KUALA LUMPUR: Malaysia needs 560 cardiologists, up from the current total of 180, based on the high morbidity and mortality from heart disease in Malaysia, Health Minister Datuk Seri Liow Tiong Lai said yesterday.He said that at the norm of one cardiologist for every 50,000 population in the country, the total was still very low, and added that only 26 of the 180 cardiologists were working with the ministry.

“This means that less than 15 per cent of the cardiologists in the country, employed by the ministry, are handling about 60 per cent of the coronary heart disease cases nationwide,” he told reporters after officiating at the 14th Annual Scientific Meeting of the National Heart Association of Malaysia, here.

Heart disease and diseases of the pulmonary circulation are the top killers in hospitals, accounting for 16.54 per cent of all deaths recorded in government hospitals.

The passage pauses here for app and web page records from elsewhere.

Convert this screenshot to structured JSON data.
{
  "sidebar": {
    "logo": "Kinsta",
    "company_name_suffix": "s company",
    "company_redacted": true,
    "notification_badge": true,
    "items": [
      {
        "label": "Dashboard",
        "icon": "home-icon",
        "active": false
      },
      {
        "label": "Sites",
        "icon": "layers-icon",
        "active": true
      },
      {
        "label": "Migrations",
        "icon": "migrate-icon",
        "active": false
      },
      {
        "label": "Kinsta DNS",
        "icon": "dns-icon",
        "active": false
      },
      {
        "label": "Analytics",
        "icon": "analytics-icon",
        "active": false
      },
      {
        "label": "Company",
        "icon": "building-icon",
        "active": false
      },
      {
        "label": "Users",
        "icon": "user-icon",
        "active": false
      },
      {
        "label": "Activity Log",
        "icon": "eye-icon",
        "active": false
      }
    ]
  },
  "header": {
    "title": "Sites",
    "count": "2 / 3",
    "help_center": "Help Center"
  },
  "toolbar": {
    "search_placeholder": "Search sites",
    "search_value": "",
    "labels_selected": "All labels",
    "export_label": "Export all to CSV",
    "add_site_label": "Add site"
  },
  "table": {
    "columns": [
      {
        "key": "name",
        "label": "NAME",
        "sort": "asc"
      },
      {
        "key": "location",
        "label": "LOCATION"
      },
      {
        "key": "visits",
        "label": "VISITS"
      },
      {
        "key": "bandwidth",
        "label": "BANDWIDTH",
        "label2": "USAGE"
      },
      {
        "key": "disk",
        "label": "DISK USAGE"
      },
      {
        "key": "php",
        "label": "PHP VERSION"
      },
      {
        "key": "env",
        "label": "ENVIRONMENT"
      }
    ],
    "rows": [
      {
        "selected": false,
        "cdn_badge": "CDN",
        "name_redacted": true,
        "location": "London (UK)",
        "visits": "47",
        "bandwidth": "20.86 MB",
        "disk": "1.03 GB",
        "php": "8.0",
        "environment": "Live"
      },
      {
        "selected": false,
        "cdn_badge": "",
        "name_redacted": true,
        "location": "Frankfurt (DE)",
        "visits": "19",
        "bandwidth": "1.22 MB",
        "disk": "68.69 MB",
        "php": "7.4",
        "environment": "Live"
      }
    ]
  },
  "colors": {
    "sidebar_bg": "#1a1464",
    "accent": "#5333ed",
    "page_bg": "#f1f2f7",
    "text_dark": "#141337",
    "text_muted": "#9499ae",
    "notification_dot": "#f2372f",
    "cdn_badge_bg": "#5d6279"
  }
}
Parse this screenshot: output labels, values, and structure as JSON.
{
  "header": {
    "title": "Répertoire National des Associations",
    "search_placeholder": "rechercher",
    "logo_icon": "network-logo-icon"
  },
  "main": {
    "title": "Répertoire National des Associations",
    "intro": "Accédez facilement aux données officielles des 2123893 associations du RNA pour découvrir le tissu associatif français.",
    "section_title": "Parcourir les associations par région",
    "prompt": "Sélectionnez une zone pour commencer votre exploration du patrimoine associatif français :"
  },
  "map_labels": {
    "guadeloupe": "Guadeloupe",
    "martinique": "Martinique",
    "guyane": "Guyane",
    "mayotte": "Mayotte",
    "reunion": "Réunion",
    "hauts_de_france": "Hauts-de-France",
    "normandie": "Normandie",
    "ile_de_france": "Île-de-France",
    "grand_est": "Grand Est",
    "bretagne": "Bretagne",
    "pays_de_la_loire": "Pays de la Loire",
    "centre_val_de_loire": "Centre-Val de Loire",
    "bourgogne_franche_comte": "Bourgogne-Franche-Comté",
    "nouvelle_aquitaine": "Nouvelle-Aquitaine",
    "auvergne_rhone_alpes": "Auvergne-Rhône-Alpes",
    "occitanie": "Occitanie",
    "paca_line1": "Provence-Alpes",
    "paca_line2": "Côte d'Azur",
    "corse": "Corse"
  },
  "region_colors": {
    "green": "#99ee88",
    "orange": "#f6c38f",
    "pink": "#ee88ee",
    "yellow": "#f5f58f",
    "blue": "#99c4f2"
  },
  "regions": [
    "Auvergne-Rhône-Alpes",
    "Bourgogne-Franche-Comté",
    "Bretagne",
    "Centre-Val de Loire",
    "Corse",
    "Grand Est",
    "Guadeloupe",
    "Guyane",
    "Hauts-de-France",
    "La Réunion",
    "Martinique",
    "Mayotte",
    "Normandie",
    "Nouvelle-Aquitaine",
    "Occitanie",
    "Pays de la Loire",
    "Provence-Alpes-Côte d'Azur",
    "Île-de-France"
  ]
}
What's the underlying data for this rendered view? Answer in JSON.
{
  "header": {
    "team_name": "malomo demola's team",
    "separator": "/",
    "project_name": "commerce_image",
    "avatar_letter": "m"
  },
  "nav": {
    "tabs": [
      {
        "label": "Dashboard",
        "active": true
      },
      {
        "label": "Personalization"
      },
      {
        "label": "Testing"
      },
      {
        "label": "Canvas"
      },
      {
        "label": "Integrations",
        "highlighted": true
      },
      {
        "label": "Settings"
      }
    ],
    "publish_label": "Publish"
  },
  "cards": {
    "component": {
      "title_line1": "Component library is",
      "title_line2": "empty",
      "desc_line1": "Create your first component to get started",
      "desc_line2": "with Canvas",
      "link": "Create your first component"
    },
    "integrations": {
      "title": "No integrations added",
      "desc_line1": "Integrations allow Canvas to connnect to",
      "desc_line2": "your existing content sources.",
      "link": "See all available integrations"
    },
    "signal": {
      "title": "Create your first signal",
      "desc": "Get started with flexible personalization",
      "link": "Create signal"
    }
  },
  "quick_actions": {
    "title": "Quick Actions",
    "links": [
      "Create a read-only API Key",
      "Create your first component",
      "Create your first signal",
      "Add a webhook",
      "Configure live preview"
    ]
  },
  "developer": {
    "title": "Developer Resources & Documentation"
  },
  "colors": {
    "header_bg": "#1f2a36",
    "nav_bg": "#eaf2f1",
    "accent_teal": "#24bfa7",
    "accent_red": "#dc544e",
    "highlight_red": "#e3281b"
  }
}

At present, 21 physicians were undergoing training in cardiology and there was a fellowship for a three-year training programme.

The yearly intake of trainees now was five to six people, he said.

“In the effort to deliver good health service to the people, the ministry has developed a fairly comprehensive cardiac programme which is not only readily accessible but also affordable.

“The ministry will continue to strengthen the programme under the 10th Malaysia Plan,” he said.

He also said that the ministry planned to establish cardiology units at the Raja Permaisuri Bainun Hospital in Ipoh and the Sultanah Nur Zahirah Hospital in Kuala Terengganu under the 10th plan.

The ministry would also further develop the cardiology services at the Tengku Ampuan Afzan Hospital in Kuantan and the Queen Elizabeth Hospital in Kota Kinabalu, while the services at the Sultanah Aminah Hospital in Johor Baharu were being upgraded, he added.

When asked about the relationship and cooperation between the National Heart Institute (IJN) and the ministry, he said IJN worked closely with the ministry.

“When we do referral cases from other hospitals, we can also refer to IJN and the same goes for IJN patients, who can be referred to government hospitals,” he said.

Liow explained that IJN was under the ministry in terms of patients and services while in terms of finance it reported to the Finance Ministry.

The minister also said that Malaysia did not face the second wave of Influenza H1N1 and that the ministry monitored the situation constantly. — Bernama